(Beginning of Input for this task)
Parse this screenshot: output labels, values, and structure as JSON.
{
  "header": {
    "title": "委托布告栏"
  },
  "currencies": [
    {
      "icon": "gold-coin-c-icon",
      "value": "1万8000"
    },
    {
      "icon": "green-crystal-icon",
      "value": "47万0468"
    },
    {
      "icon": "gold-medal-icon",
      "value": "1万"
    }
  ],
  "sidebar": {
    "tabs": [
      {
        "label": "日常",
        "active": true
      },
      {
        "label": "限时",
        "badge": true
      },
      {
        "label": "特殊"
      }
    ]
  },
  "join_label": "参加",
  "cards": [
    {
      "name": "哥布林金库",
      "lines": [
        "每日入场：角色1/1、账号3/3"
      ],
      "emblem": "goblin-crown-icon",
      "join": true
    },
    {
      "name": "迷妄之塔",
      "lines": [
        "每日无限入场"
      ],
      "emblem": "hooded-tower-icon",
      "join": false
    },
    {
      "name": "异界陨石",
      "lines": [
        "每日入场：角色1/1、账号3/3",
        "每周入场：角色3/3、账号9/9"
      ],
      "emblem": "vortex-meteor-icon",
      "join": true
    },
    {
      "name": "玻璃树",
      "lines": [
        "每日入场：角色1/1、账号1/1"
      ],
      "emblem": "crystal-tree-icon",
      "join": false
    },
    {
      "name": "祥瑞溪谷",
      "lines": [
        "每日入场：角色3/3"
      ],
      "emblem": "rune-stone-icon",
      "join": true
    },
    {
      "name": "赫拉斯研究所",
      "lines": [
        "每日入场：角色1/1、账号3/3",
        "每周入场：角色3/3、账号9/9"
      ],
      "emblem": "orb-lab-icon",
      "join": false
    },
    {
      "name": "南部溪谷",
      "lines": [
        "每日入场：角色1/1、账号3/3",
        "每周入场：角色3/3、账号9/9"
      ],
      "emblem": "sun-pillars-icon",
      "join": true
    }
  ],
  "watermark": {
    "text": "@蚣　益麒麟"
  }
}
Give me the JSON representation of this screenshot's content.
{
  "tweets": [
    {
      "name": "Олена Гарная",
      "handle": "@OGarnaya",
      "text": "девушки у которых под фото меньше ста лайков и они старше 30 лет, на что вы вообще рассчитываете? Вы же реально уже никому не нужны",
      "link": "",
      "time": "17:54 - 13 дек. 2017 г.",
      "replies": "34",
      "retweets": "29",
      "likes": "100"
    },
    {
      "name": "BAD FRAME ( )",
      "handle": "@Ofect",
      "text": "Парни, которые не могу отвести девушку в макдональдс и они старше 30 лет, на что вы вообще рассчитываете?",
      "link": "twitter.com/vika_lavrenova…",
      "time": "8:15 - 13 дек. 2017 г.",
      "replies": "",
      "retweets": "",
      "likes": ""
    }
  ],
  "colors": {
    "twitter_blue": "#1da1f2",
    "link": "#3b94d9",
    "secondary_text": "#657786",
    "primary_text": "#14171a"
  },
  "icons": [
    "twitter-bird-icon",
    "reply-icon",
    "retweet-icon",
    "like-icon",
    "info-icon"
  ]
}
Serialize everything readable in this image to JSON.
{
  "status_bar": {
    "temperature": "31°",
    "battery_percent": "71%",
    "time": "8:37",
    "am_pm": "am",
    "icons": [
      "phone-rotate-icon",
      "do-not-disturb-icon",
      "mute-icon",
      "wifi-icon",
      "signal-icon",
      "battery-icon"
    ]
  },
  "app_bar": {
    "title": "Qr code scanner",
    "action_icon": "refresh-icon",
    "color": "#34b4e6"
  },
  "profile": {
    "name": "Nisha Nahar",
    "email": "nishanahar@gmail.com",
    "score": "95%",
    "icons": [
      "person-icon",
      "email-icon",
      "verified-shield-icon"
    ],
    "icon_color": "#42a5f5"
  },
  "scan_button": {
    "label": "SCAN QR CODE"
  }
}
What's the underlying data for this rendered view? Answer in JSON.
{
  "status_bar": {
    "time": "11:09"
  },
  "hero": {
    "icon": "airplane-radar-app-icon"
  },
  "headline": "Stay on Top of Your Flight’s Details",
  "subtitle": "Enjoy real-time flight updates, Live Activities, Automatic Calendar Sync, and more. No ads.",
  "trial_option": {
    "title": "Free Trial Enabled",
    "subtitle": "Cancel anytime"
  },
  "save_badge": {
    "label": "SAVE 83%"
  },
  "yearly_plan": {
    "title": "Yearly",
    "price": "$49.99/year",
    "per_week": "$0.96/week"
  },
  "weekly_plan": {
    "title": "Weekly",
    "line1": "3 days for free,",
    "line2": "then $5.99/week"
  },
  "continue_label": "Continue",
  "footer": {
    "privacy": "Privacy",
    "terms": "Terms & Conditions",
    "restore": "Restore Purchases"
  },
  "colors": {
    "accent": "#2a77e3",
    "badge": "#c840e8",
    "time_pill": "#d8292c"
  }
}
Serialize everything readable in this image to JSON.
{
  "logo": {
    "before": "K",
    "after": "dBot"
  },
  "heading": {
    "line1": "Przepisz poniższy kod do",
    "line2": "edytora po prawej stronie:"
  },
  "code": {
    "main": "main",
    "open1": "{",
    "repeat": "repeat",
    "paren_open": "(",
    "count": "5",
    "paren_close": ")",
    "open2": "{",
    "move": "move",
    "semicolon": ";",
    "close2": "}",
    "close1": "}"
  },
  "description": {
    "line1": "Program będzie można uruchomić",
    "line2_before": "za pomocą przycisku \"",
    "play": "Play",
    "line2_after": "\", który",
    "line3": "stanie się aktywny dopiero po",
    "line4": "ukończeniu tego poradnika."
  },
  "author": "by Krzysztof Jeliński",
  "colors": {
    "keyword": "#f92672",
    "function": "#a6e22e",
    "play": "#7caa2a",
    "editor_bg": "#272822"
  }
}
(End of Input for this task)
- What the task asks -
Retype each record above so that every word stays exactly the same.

- Exercise answer -
Parse this screenshot: output labels, values, and structure as JSON.
{
  "header": {
    "title": "委托布告栏"
  },
  "currencies": [
    {
      "icon": "gold-coin-c-icon",
      "value": "1万8000"
    },
    {
      "icon": "green-crystal-icon",
      "value": "47万0468"
    },
    {
      "icon": "gold-medal-icon",
      "value": "1万"
    }
  ],
  "sidebar": {
    "tabs": [
      {
        "label": "日常",
        "active": true
      },
      {
        "label": "限时",
        "badge": true
      },
      {
        "label": "特殊"
      }
    ]
  },
  "join_label": "参加",
  "cards": [
    {
      "name": "哥布林金库",
      "lines": [
        "每日入场：角色1/1、账号3/3"
      ],
      "emblem": "goblin-crown-icon",
      "join": true
    },
    {
      "name": "迷妄之塔",
      "lines": [
        "每日无限入场"
      ],
      "emblem": "hooded-tower-icon",
      "join": false
    },
    {
      "name": "异界陨石",
      "lines": [
        "每日入场：角色1/1、账号3/3",
        "每周入场：角色3/3、账号9/9"
      ],
      "emblem": "vortex-meteor-icon",
      "join": true
    },
    {
      "name": "玻璃树",
      "lines": [
        "每日入场：角色1/1、账号1/1"
      ],
      "emblem": "crystal-tree-icon",
      "join": false
    },
    {
      "name": "祥瑞溪谷",
      "lines": [
        "每日入场：角色3/3"
      ],
      "emblem": "rune-stone-icon",
      "join": true
    },
    {
      "name": "赫拉斯研究所",
      "lines": [
        "每日入场：角色1/1、账号3/3",
        "每周入场：角色3/3、账号9/9"
      ],
      "emblem": "orb-lab-icon",
      "join": false
    },
    {
      "name": "南部溪谷",
      "lines": [
        "每日入场：角色1/1、账号3/3",
        "每周入场：角色3/3、账号9/9"
      ],
      "emblem": "sun-pillars-icon",
      "join": true
    }
  ],
  "watermark": {
    "text": "@蚣　益麒麟"
  }
}
Give me the JSON representation of this screenshot's content.
{
  "tweets": [
    {
      "name": "Олена Гарная",
      "handle": "@OGarnaya",
      "text": "девушки у которых под фото меньше ста лайков и они старше 30 лет, на что вы вообще рассчитываете? Вы же реально уже никому не нужны",
      "link": "",
      "time": "17:54 - 13 дек. 2017 г.",
      "replies": "34",
      "retweets": "29",
      "likes": "100"
    },
    {
      "name": "BAD FRAME ( )",
      "handle": "@Ofect",
      "text": "Парни, которые не могу отвести девушку в макдональдс и они старше 30 лет, на что вы вообще рассчитываете?",
      "link": "twitter.com/vika_lavrenova…",
      "time": "8:15 - 13 дек. 2017 г.",
      "replies": "",
      "retweets": "",
      "likes": ""
    }
  ],
  "colors": {
    "twitter_blue": "#1da1f2",
    "link": "#3b94d9",
    "secondary_text": "#657786",
    "primary_text": "#14171a"
  },
  "icons": [
    "twitter-bird-icon",
    "reply-icon",
    "retweet-icon",
    "like-icon",
    "info-icon"
  ]
}
Serialize everything readable in this image to JSON.
{
  "status_bar": {
    "temperature": "31°",
    "battery_percent": "71%",
    "time": "8:37",
    "am_pm": "am",
    "icons": [
      "phone-rotate-icon",
      "do-not-disturb-icon",
      "mute-icon",
      "wifi-icon",
      "signal-icon",
      "battery-icon"
    ]
  },
  "app_bar": {
    "title": "Qr code scanner",
    "action_icon": "refresh-icon",
    "color": "#34b4e6"
  },
  "profile": {
    "name": "Nisha Nahar",
    "email": "nishanahar@gmail.com",
    "score": "95%",
    "icons": [
      "person-icon",
      "email-icon",
      "verified-shield-icon"
    ],
    "icon_color": "#42a5f5"
  },
  "scan_button": {
    "label": "SCAN QR CODE"
  }
}
What's the underlying data for this rendered view? Answer in JSON.
{
  "status_bar": {
    "time": "11:09"
  },
  "hero": {
    "icon": "airplane-radar-app-icon"
  },
  "headline": "Stay on Top of Your Flight’s Details",
  "subtitle": "Enjoy real-time flight updates, Live Activities, Automatic Calendar Sync, and more. No ads.",
  "trial_option": {
    "title": "Free Trial Enabled",
    "subtitle": "Cancel anytime"
  },
  "save_badge": {
    "label": "SAVE 83%"
  },
  "yearly_plan": {
    "title": "Yearly",
    "price": "$49.99/year",
    "per_week": "$0.96/week"
  },
  "weekly_plan": {
    "title": "Weekly",
    "line1": "3 days for free,",
    "line2": "then $5.99/week"
  },
  "continue_label": "Continue",
  "footer": {
    "privacy": "Privacy",
    "terms": "Terms & Conditions",
    "restore": "Restore Purchases"
  },
  "colors": {
    "accent": "#2a77e3",
    "badge": "#c840e8",
    "time_pill": "#d8292c"
  }
}
Serialize everything readable in this image to JSON.
{
  "logo": {
    "before": "K",
    "after": "dBot"
  },
  "heading": {
    "line1": "Przepisz poniższy kod do",
    "line2": "edytora po prawej stronie:"
  },
  "code": {
    "main": "main",
    "open1": "{",
    "repeat": "repeat",
    "paren_open": "(",
    "count": "5",
    "paren_close": ")",
    "open2": "{",
    "move": "move",
    "semicolon": ";",
    "close2": "}",
    "close1": "}"
  },
  "description": {
    "line1": "Program będzie można uruchomić",
    "line2_before": "za pomocą przycisku \"",
    "play": "Play",
    "line2_after": "\", który",
    "line3": "stanie się aktywny dopiero po",
    "line4": "ukończeniu tego poradnika."
  },
  "author": "by Krzysztof Jeliński",
  "colors": {
    "keyword": "#f92672",
    "function": "#a6e22e",
    "play": "#7caa2a",
    "editor_bg": "#272822"
  }
}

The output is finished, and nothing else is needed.